[Element data from apps and pages]
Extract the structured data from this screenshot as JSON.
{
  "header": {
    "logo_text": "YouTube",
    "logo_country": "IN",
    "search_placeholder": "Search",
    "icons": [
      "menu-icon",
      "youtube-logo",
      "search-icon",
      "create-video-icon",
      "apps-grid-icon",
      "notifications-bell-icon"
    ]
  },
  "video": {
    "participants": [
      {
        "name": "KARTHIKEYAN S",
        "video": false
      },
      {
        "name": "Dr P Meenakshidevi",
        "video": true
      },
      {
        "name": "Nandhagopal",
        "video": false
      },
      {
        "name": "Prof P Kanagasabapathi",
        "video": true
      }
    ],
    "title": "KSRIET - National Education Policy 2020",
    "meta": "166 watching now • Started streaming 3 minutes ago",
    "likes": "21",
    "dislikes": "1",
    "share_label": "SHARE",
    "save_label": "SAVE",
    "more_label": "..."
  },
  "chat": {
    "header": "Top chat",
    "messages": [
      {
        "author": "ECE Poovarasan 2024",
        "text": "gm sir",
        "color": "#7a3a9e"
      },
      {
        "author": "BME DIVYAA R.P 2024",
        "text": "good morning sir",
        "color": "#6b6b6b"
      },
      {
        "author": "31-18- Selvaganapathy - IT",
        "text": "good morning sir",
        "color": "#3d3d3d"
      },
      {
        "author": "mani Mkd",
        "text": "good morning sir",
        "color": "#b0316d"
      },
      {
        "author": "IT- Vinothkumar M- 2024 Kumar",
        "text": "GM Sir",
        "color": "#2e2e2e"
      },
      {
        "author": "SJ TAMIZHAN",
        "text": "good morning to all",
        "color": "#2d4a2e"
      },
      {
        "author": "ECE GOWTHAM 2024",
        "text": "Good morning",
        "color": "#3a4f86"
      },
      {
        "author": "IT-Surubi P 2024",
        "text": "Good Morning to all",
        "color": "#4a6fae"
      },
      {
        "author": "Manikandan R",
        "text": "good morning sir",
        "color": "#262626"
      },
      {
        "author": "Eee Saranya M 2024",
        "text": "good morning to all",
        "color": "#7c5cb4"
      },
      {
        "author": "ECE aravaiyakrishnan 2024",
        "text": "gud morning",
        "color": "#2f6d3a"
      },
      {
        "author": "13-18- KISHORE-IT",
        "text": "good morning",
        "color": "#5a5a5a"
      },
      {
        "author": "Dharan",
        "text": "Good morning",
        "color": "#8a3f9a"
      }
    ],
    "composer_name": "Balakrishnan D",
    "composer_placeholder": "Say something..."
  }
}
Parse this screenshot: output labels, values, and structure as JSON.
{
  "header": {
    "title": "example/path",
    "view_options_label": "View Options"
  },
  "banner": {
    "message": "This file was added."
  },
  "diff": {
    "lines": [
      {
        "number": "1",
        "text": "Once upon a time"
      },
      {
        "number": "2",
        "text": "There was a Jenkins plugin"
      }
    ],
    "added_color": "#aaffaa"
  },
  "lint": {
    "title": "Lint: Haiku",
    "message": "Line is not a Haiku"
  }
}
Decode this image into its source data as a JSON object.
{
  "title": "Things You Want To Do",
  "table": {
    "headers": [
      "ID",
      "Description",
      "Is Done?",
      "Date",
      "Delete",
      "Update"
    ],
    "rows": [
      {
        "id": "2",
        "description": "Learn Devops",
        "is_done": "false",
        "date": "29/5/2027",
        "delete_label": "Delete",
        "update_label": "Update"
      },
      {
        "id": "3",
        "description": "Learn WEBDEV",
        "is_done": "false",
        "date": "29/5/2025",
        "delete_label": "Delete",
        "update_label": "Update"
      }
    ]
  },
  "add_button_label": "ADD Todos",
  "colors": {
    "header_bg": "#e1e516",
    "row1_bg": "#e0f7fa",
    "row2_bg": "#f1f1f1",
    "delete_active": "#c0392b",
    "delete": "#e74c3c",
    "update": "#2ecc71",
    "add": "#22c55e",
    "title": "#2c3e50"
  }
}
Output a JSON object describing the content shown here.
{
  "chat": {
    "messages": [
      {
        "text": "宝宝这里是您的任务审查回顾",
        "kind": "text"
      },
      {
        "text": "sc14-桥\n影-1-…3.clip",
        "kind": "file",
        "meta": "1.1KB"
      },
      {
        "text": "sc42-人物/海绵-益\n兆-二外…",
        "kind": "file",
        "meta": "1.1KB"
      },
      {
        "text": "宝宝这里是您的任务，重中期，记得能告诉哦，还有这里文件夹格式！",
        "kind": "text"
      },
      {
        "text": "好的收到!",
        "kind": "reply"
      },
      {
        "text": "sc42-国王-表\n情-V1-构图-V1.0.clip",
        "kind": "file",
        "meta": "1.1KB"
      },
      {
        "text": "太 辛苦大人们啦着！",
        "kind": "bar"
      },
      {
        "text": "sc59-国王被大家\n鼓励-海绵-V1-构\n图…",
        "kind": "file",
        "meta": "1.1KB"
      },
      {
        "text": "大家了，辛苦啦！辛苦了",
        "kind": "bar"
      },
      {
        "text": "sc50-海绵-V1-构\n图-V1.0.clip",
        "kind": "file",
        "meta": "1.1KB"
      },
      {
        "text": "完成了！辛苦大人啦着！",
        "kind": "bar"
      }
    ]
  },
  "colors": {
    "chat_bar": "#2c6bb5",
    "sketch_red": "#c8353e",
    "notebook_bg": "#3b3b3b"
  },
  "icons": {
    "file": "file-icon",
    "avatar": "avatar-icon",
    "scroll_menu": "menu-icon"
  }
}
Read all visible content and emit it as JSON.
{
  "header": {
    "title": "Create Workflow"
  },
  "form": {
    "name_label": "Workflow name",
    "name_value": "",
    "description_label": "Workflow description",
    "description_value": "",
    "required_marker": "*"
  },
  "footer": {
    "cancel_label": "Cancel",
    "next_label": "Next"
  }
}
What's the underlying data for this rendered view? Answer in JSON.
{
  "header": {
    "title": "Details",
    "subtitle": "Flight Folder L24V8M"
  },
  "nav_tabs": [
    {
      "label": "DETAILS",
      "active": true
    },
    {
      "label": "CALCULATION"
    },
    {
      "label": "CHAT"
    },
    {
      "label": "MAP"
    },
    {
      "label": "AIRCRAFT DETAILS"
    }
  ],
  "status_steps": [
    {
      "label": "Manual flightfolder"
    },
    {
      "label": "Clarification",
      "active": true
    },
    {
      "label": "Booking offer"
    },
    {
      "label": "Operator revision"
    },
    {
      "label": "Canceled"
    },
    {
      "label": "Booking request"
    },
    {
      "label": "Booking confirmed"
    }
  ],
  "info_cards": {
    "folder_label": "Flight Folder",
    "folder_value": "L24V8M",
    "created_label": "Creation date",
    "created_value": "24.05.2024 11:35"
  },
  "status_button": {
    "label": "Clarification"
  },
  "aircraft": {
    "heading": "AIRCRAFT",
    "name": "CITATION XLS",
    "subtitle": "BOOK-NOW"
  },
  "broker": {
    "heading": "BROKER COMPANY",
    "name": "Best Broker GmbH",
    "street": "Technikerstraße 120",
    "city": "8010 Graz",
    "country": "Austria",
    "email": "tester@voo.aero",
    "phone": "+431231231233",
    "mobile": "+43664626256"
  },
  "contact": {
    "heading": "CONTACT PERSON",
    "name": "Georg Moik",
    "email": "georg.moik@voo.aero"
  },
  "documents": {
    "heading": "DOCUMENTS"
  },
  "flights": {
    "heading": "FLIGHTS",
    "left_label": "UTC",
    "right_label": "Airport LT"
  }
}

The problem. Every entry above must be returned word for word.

Result for this exercise.
Extract the structured data from this screenshot as JSON.
{
  "header": {
    "logo_text": "YouTube",
    "logo_country": "IN",
    "search_placeholder": "Search",
    "icons": [
      "menu-icon",
      "youtube-logo",
      "search-icon",
      "create-video-icon",
      "apps-grid-icon",
      "notifications-bell-icon"
    ]
  },
  "video": {
    "participants": [
      {
        "name": "KARTHIKEYAN S",
        "video": false
      },
      {
        "name": "Dr P Meenakshidevi",
        "video": true
      },
      {
        "name": "Nandhagopal",
        "video": false
      },
      {
        "name": "Prof P Kanagasabapathi",
        "video": true
      }
    ],
    "title": "KSRIET - National Education Policy 2020",
    "meta": "166 watching now • Started streaming 3 minutes ago",
    "likes": "21",
    "dislikes": "1",
    "share_label": "SHARE",
    "save_label": "SAVE",
    "more_label": "..."
  },
  "chat": {
    "header": "Top chat",
    "messages": [
      {
        "author": "ECE Poovarasan 2024",
        "text": "gm sir",
        "color": "#7a3a9e"
      },
      {
        "author": "BME DIVYAA R.P 2024",
        "text": "good morning sir",
        "color": "#6b6b6b"
      },
      {
        "author": "31-18- Selvaganapathy - IT",
        "text": "good morning sir",
        "color": "#3d3d3d"
      },
      {
        "author": "mani Mkd",
        "text": "good morning sir",
        "color": "#b0316d"
      },
      {
        "author": "IT- Vinothkumar M- 2024 Kumar",
        "text": "GM Sir",
        "color": "#2e2e2e"
      },
      {
        "author": "SJ TAMIZHAN",
        "text": "good morning to all",
        "color": "#2d4a2e"
      },
      {
        "author": "ECE GOWTHAM 2024",
        "text": "Good morning",
        "color": "#3a4f86"
      },
      {
        "author": "IT-Surubi P 2024",
        "text": "Good Morning to all",
        "color": "#4a6fae"
      },
      {
        "author": "Manikandan R",
        "text": "good morning sir",
        "color": "#262626"
      },
      {
        "author": "Eee Saranya M 2024",
        "text": "good morning to all",
        "color": "#7c5cb4"
      },
      {
        "author": "ECE aravaiyakrishnan 2024",
        "text": "gud morning",
        "color": "#2f6d3a"
      },
      {
        "author": "13-18- KISHORE-IT",
        "text": "good morning",
        "color": "#5a5a5a"
      },
      {
        "author": "Dharan",
        "text": "Good morning",
        "color": "#8a3f9a"
      }
    ],
    "composer_name": "Balakrishnan D",
    "composer_placeholder": "Say something..."
  }
}
Parse this screenshot: output labels, values, and structure as JSON.
{
  "header": {
    "title": "example/path",
    "view_options_label": "View Options"
  },
  "banner": {
    "message": "This file was added."
  },
  "diff": {
    "lines": [
      {
        "number": "1",
        "text": "Once upon a time"
      },
      {
        "number": "2",
        "text": "There was a Jenkins plugin"
      }
    ],
    "added_color": "#aaffaa"
  },
  "lint": {
    "title": "Lint: Haiku",
    "message": "Line is not a Haiku"
  }
}
Decode this image into its source data as a JSON object.
{
  "title": "Things You Want To Do",
  "table": {
    "headers": [
      "ID",
      "Description",
      "Is Done?",
      "Date",
      "Delete",
      "Update"
    ],
    "rows": [
      {
        "id": "2",
        "description": "Learn Devops",
        "is_done": "false",
        "date": "29/5/2027",
        "delete_label": "Delete",
        "update_label": "Update"
      },
      {
        "id": "3",
        "description": "Learn WEBDEV",
        "is_done": "false",
        "date": "29/5/2025",
        "delete_label": "Delete",
        "update_label": "Update"
      }
    ]
  },
  "add_button_label": "ADD Todos",
  "colors": {
    "header_bg": "#e1e516",
    "row1_bg": "#e0f7fa",
    "row2_bg": "#f1f1f1",
    "delete_active": "#c0392b",
    "delete": "#e74c3c",
    "update": "#2ecc71",
    "add": "#22c55e",
    "title": "#2c3e50"
  }
}
Output a JSON object describing the content shown here.
{
  "chat": {
    "messages": [
      {
        "text": "宝宝这里是您的任务审查回顾",
        "kind": "text"
      },
      {
        "text": "sc14-桥\n影-1-…3.clip",
        "kind": "file",
        "meta": "1.1KB"
      },
      {
        "text": "sc42-人物/海绵-益\n兆-二外…",
        "kind": "file",
        "meta": "1.1KB"
      },
      {
        "text": "宝宝这里是您的任务，重中期，记得能告诉哦，还有这里文件夹格式！",
        "kind": "text"
      },
      {
        "text": "好的收到!",
        "kind": "reply"
      },
      {
        "text": "sc42-国王-表\n情-V1-构图-V1.0.clip",
        "kind": "file",
        "meta": "1.1KB"
      },
      {
        "text": "太 辛苦大人们啦着！",
        "kind": "bar"
      },
      {
        "text": "sc59-国王被大家\n鼓励-海绵-V1-构\n图…",
        "kind": "file",
        "meta": "1.1KB"
      },
      {
        "text": "大家了，辛苦啦！辛苦了",
        "kind": "bar"
      },
      {
        "text": "sc50-海绵-V1-构\n图-V1.0.clip",
        "kind": "file",
        "meta": "1.1KB"
      },
      {
        "text": "完成了！辛苦大人啦着！",
        "kind": "bar"
      }
    ]
  },
  "colors": {
    "chat_bar": "#2c6bb5",
    "sketch_red": "#c8353e",
    "notebook_bg": "#3b3b3b"
  },
  "icons": {
    "file": "file-icon",
    "avatar": "avatar-icon",
    "scroll_menu": "menu-icon"
  }
}
Read all visible content and emit it as JSON.
{
  "header": {
    "title": "Create Workflow"
  },
  "form": {
    "name_label": "Workflow name",
    "name_value": "",
    "description_label": "Workflow description",
    "description_value": "",
    "required_marker": "*"
  },
  "footer": {
    "cancel_label": "Cancel",
    "next_label": "Next"
  }
}
What's the underlying data for this rendered view? Answer in JSON.
{
  "header": {
    "title": "Details",
    "subtitle": "Flight Folder L24V8M"
  },
  "nav_tabs": [
    {
      "label": "DETAILS",
      "active": true
    },
    {
      "label": "CALCULATION"
    },
    {
      "label": "CHAT"
    },
    {
      "label": "MAP"
    },
    {
      "label": "AIRCRAFT DETAILS"
    }
  ],
  "status_steps": [
    {
      "label": "Manual flightfolder"
    },
    {
      "label": "Clarification",
      "active": true
    },
    {
      "label": "Booking offer"
    },
    {
      "label": "Operator revision"
    },
    {
      "label": "Canceled"
    },
    {
      "label": "Booking request"
    },
    {
      "label": "Booking confirmed"
    }
  ],
  "info_cards": {
    "folder_label": "Flight Folder",
    "folder_value": "L24V8M",
    "created_label": "Creation date",
    "created_value": "24.05.2024 11:35"
  },
  "status_button": {
    "label": "Clarification"
  },
  "aircraft": {
    "heading": "AIRCRAFT",
    "name": "CITATION XLS",
    "subtitle": "BOOK-NOW"
  },
  "broker": {
    "heading": "BROKER COMPANY",
    "name": "Best Broker GmbH",
    "street": "Technikerstraße 120",
    "city": "8010 Graz",
    "country": "Austria",
    "email": "tester@voo.aero",
    "phone": "+431231231233",
    "mobile": "+43664626256"
  },
  "contact": {
    "heading": "CONTACT PERSON",
    "name": "Georg Moik",
    "email": "georg.moik@voo.aero"
  },
  "documents": {
    "heading": "DOCUMENTS"
  },
  "flights": {
    "heading": "FLIGHTS",
    "left_label": "UTC",
    "right_label": "Airport LT"
  }
}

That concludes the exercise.